### Your task:
Every line holding "springframework" should be copied from the records below.

### Data under study:
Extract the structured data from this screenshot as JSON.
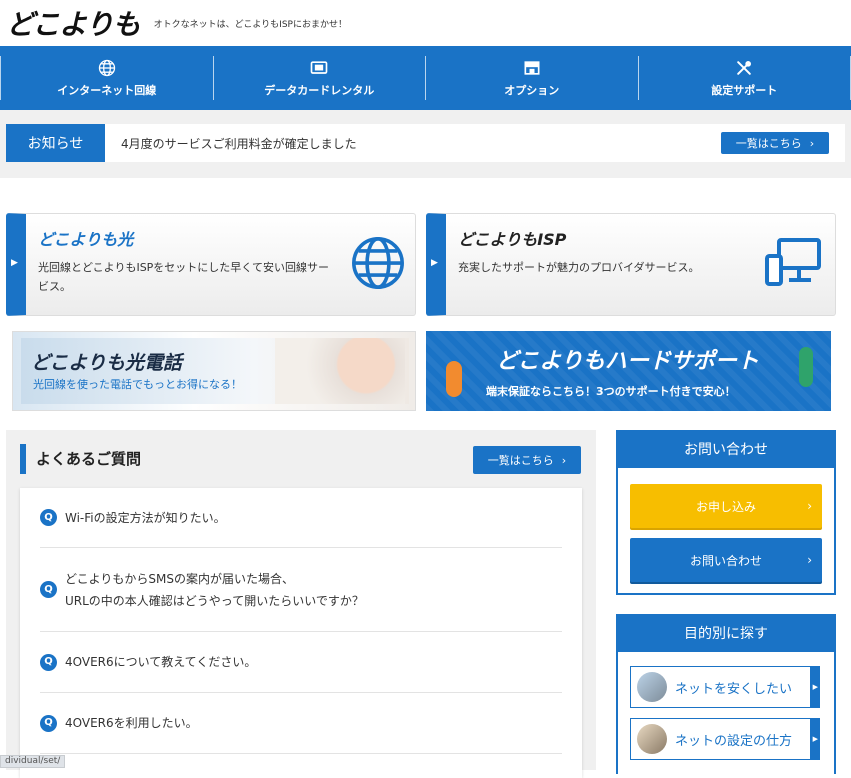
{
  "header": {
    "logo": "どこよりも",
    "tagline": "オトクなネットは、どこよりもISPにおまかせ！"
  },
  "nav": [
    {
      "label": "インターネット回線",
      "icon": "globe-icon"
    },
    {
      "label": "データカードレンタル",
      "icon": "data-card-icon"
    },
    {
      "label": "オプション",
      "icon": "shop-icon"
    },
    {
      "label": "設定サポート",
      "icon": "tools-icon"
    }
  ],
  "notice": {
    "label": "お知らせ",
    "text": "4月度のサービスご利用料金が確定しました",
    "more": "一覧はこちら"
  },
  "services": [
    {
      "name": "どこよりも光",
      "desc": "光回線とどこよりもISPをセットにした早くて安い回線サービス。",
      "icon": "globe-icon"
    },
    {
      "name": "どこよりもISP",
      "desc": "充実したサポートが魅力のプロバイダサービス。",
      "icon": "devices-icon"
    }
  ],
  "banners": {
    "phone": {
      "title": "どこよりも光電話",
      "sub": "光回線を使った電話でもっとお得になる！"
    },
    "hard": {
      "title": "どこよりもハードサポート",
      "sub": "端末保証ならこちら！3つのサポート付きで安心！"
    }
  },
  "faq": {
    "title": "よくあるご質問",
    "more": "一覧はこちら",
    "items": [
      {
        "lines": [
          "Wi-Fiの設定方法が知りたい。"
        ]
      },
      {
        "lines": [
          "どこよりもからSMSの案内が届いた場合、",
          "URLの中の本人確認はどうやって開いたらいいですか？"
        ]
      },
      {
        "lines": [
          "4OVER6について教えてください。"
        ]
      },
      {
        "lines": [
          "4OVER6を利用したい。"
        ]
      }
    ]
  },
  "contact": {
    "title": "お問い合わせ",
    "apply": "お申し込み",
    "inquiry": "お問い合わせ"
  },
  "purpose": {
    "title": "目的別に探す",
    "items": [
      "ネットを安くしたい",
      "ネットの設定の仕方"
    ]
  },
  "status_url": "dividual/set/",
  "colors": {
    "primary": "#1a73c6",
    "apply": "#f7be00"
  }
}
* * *
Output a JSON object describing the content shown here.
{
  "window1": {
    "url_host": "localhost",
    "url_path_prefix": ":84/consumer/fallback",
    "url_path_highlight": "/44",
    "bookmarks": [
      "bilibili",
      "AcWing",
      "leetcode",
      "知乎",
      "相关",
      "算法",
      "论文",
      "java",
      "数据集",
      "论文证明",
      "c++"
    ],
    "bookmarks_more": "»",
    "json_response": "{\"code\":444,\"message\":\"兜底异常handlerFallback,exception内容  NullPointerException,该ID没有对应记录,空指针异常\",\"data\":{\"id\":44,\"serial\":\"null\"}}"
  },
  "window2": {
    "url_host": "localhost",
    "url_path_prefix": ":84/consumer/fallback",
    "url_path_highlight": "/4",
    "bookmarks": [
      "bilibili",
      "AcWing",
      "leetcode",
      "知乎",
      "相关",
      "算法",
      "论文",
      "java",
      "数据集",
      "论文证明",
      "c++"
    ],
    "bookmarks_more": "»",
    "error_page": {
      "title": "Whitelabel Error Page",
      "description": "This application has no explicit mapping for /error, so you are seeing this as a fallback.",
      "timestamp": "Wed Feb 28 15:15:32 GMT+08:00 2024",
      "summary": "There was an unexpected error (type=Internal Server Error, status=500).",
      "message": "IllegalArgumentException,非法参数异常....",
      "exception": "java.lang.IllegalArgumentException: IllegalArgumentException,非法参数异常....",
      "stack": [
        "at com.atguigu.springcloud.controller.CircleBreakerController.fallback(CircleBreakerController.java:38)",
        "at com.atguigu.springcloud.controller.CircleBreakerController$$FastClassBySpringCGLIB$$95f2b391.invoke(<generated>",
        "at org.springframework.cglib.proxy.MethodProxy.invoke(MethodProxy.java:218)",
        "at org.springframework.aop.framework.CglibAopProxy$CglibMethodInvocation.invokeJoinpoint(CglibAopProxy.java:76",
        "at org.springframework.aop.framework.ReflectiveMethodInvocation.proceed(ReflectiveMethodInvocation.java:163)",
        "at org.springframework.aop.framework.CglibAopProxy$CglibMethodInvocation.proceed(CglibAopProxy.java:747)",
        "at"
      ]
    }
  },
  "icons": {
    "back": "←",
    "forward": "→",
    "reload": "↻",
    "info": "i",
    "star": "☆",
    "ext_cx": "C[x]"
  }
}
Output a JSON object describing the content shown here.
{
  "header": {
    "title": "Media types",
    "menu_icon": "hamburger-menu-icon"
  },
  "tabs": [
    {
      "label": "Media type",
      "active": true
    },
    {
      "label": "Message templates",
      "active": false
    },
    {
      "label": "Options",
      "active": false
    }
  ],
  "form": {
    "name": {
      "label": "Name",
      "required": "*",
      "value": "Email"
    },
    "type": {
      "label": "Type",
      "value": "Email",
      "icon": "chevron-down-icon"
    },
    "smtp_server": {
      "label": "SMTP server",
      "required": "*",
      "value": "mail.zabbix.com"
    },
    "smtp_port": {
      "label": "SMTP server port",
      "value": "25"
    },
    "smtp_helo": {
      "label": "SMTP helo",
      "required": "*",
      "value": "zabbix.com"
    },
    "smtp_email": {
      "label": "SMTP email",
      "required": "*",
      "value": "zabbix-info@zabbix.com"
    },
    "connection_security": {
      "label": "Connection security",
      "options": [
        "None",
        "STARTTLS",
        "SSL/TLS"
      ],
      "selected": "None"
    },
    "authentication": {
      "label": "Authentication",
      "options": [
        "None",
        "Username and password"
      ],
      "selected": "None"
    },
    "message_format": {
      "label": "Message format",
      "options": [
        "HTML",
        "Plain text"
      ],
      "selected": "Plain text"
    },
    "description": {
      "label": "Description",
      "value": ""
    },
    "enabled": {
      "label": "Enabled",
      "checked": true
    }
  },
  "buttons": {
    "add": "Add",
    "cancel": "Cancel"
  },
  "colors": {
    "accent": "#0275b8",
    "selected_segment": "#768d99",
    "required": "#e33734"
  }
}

### Final answer:
        "at org.springframework.cglib.proxy.MethodProxy.invoke(MethodProxy.java:218)",
        "at org.springframework.aop.framework.CglibAopProxy$CglibMethodInvocation.invokeJoinpoint(CglibAopProxy.java:76",
        "at org.springframework.aop.framework.ReflectiveMethodInvocation.proceed(ReflectiveMethodInvocation.java:163)",
        "at org.springframework.aop.framework.CglibAopProxy$CglibMethodInvocation.proceed(CglibAopProxy.java:747)",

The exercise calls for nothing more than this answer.